  • The naming and shaming policy of the FATF has a corrective underlying principle.
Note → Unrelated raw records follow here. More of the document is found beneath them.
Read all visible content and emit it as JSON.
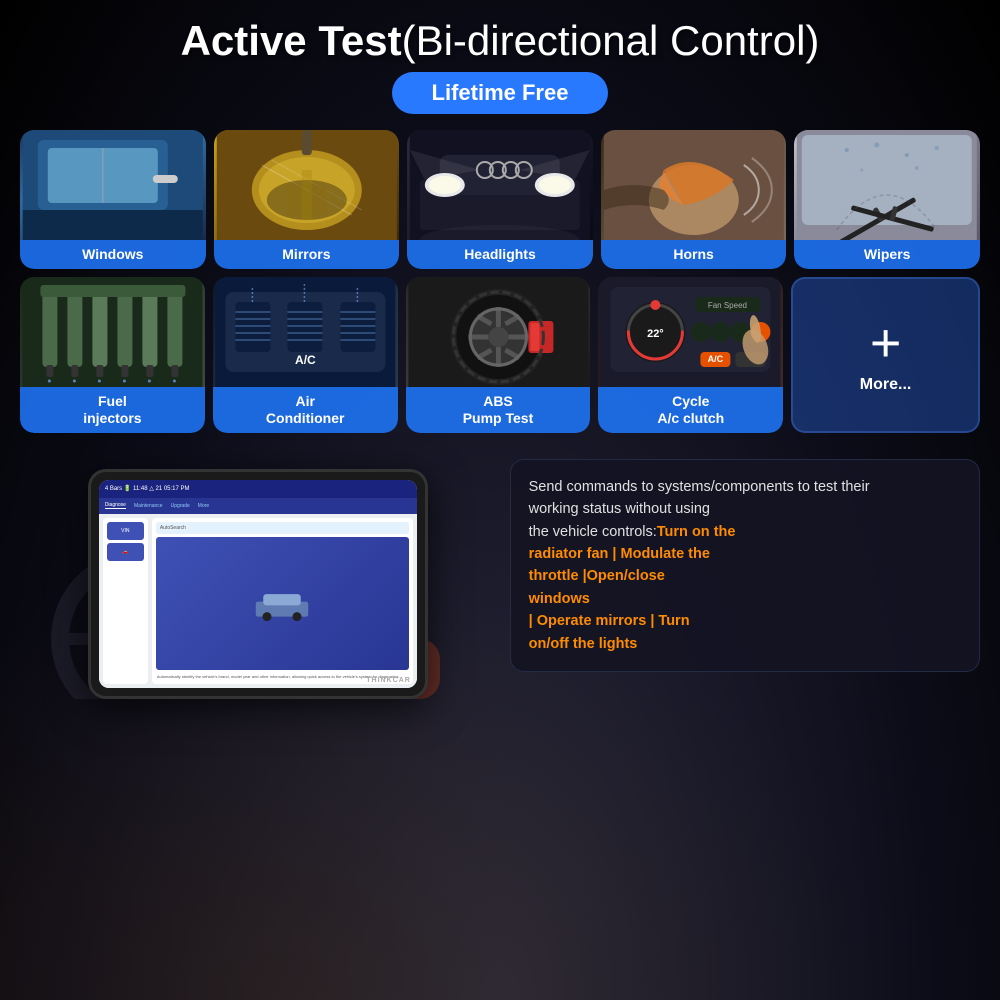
{
  "page": {
    "background": "#0d0d1a"
  },
  "header": {
    "title_bold": "Active Test",
    "title_normal": "(Bi-directional Control)",
    "badge_text": "Lifetime Free"
  },
  "row1_cards": [
    {
      "id": "windows",
      "label": "Windows",
      "img_type": "windows"
    },
    {
      "id": "mirrors",
      "label": "Mirrors",
      "img_type": "mirrors"
    },
    {
      "id": "headlights",
      "label": "Headlights",
      "img_type": "headlights"
    },
    {
      "id": "horns",
      "label": "Horns",
      "img_type": "horns"
    },
    {
      "id": "wipers",
      "label": "Wipers",
      "img_type": "wipers"
    }
  ],
  "row2_cards": [
    {
      "id": "fuel-injectors",
      "label": "Fuel\ninjectors",
      "img_type": "fuel"
    },
    {
      "id": "air-conditioner",
      "label": "Air\nConditioner",
      "img_type": "ac"
    },
    {
      "id": "abs-pump",
      "label": "ABS\nPump Test",
      "img_type": "abs"
    },
    {
      "id": "cycle-ac",
      "label": "Cycle\nA/c clutch",
      "img_type": "cycle"
    }
  ],
  "more_card": {
    "plus_symbol": "+",
    "label": "More..."
  },
  "info_box": {
    "normal_part1": "Send commands to systems/components to test their working status without using the vehicle controls:",
    "highlight_part": "Turn on the\nradiator fan | Modulate the\nthrottle |Open/close\nwindows\n| Operate mirrors | Turn\non/off the lights"
  },
  "tablet": {
    "brand": "THINKCAR",
    "nav_items": [
      "Diagnose",
      "Maintenance",
      "Upgrade",
      "More"
    ],
    "active_nav": "Diagnose",
    "search_label": "AutoSearch",
    "search_description": "Automatically identify the vehicle's brand, model year and other information, allowing quick access to the vehicle's system for diagnostics."
  }
}
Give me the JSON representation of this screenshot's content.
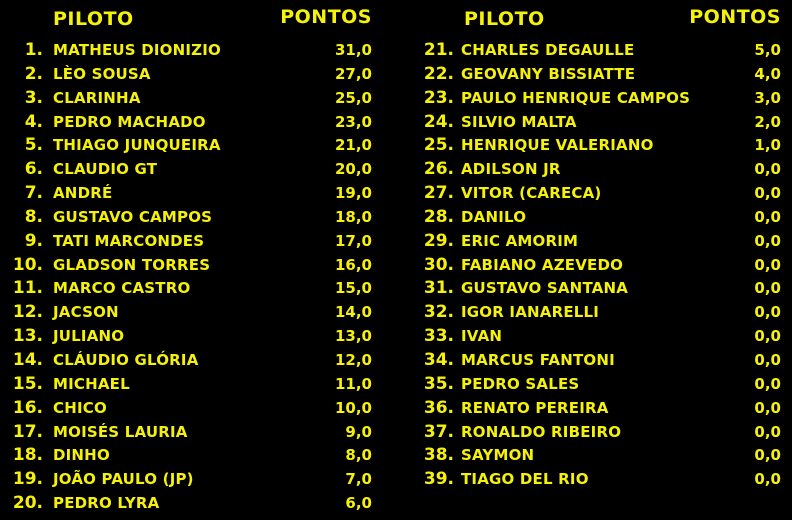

A country can be placed on a list and then removed thereafter on receipt of assurance from the highest political authority, along with a judgment on the progress made to implement the guidelines, has ensured an improvement in the overall CFT standards.

 

Pakistan Unlikely to Exit FATF’s Grey List:
  • Pakistanmight remain on the grey list of the Financial Action Task Force (FATF) as it has been unable to comply with 6 of the 27 points in the global watchdog’s action plan.
  • The FATF had placed Pakistan on the grey list in June 2018 and asked Islamabad to implement a plan of action to curb money laundering and terror financing by the end of 2019, but the deadline was extended later on due to the coronavirus pandemic.
  • However, the country has managed to avert being blacklisted.
  • The country had completed its legal formalities and informed the watchdog that it had managed to comply with 21 of the points in the action plan.
  • Pakistan has succeeded in making 20 per cent progress in the remaining six points of the action plan.

 

Way Forward:
  • As Pakistan has now been placed in the grey list, it will now have to provide a detailed 27 point action plan to curbing funding for UN-designated terrorist groups.
  • If Pakistan fails, FATF will be ‘black listing’ it, a move that could virtually cut all financial flows.
  • Pakistan has only completed about 21 points so far.
  • The developments at FATF have frustrated many in Pakistan.
  • But no political party seems capable of asking the military to end its support for terrorists.
  • As there seems to be a lack of a genuine effort to curtail terrorist activity, all major economies must be persuaded to boycott Pakistan.
  • While China might continue to aid Pakistan financially, its funding model thus far has been only increasing Pakistan’s debt burden.
  • Given its precarious foreign exchange position, Pakistan will inevitably have to seek a bailout from international organisations like IMF and World Bank.
  • Consensus needs to be strengthened for not providing concessional credits unless terror infrastructure is irrevocably dismantled.